Exceptionally clean and rare though it is, we’re having trouble computing the price for this 1995 BMW M5 Touring.
Originally sold in Germany towards the end of the E34 production run, as one of the most expensive E34 M5 Tourings ever built, it was used hard and then eventually exported to the USA, where after more than a decade as part of Enthusiast Auto Group’s collection they’ve now put it up for sale for a surely-it’s-a-typo $129,990.
You only need to flick through the pictures to see how clean it is. It looks to be in remarkable condition, but it seems like no expense has been spared to maintain it during its long lay-off in Cincinnati. It’s also an incredibly rare spec for an E34, being one of just two Tourings ever built in Santorin Blue, out of the 891 to leave the factory.
It has the 1995 upgrades like bigger brakes, a six-speed Getrag manual gearbox, fatter anti-roll bars, better suspension and 18-inch M-spec wheels.
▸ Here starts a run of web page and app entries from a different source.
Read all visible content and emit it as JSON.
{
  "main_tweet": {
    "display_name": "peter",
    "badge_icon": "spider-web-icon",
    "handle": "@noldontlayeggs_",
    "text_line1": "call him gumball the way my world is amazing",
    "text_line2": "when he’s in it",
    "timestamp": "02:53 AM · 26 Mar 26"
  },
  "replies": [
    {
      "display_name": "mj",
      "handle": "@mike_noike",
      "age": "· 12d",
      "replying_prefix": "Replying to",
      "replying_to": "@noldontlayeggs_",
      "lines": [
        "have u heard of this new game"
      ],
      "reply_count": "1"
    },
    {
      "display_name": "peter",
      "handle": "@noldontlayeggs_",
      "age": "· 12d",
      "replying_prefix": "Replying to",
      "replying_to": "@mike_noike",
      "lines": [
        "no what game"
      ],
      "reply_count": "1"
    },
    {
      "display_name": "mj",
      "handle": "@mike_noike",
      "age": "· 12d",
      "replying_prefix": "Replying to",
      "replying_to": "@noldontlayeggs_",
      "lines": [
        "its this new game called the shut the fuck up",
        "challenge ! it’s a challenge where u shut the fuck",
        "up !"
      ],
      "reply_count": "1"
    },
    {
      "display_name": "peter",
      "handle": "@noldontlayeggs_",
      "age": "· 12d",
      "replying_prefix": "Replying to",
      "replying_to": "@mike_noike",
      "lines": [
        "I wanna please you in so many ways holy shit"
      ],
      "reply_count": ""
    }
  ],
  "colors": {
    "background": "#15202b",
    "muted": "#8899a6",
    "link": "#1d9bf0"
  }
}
The interior is a gorgeous cream leather with Santorin Blue leather piping, dashboard, gear knob, handbrake handle and door trim accents. To be honest, it looks a bit like you’re in a soft play centre.
The thing is, this is no zero-mile garage queen with 100 per cent originality on its side. It has a hefty 96,206 miles to speak of, and while it has been restored and looks great, loads of original parts have been swapped out or upgraded to stronger, more modern or just better alternatives, but that doesn’t usually add to the price of a classic – it takes away.
This one has upgraded camshafts, a new ECU, an aftermarket exhaust, a limited-slip differential and more. Clearly it was built up to be driven, but why would you spend $130,000 on a 22-year-old M5 Touring that you’re going to hammer around your favourite routes? E34 M5 Tourings that have been completely restored will only set you back around £45,000, and original cars that are getting a bit tired used to be found for less than £10,000 – although prices have shot up in the last year or two.
So we’ll wish this seller good luck, but we think they’ve got it all wrong. Either it’s low-mileage and original or it’s a well-used one with the warm, fuzzy glow of real-world heritage. It can’t be the latter, plus non-original changes, for the market price of the former.